But that may soon change, at least if a US senator from Missouri has anything to say about it. Senator Claire McCaskill on Dec. 11 wrote Michael Huerta, acting administrator of the US Federal Aviation Administration (FAA), demanding that he change the agency’s stance on the issue or face legislative action.
McCaskill, a Democrat, pointed out that airlines have begun allowing the use of tablet computers in the cockpit to cut down on paperwork and reduce dependence on printed instruction manuals for pilots.
“[T]he public is growing increasingly skeptical of prohibitions on the use of many electronic devices during the full duration of a flight, while at the same time using such devices in increasing numbers,” she wrote. “The fear of devices that operate on electricity is dated, at best. More importantly, such anachronistic policies undermine the public’s confidence in the FAA, thereby increasing the likelihood that rules of real consequence will be given too little respect.”
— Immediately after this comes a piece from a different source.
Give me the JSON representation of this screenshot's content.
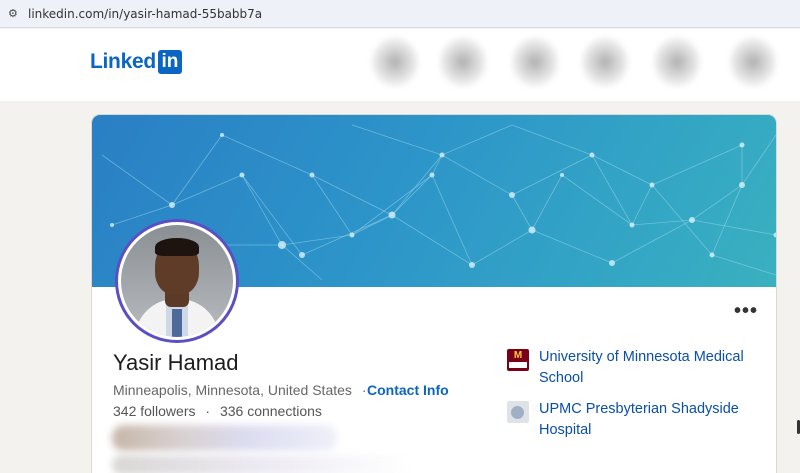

Up to now, the FAA’s official policy has been that the use of certain electronic devices can pose a danger to an aircraft in flight. As I wrote in a prior post, the use of cell phones is generally not allowed because of concerns that data transmission could disrupt a plane’s communication capabilities.
The senator said that she is “prepared to pursue legislative solutions should progress [toward overturning the ban on electronic devices] be made too slowly.”
Share your thoughts: Do you think prohibitions on the in-flight use of electronic devices are dated? Do you think Sen. McCaskill has a real chance of effecting change?
Luke can be reached at luke.jensen1981(at)gmail.com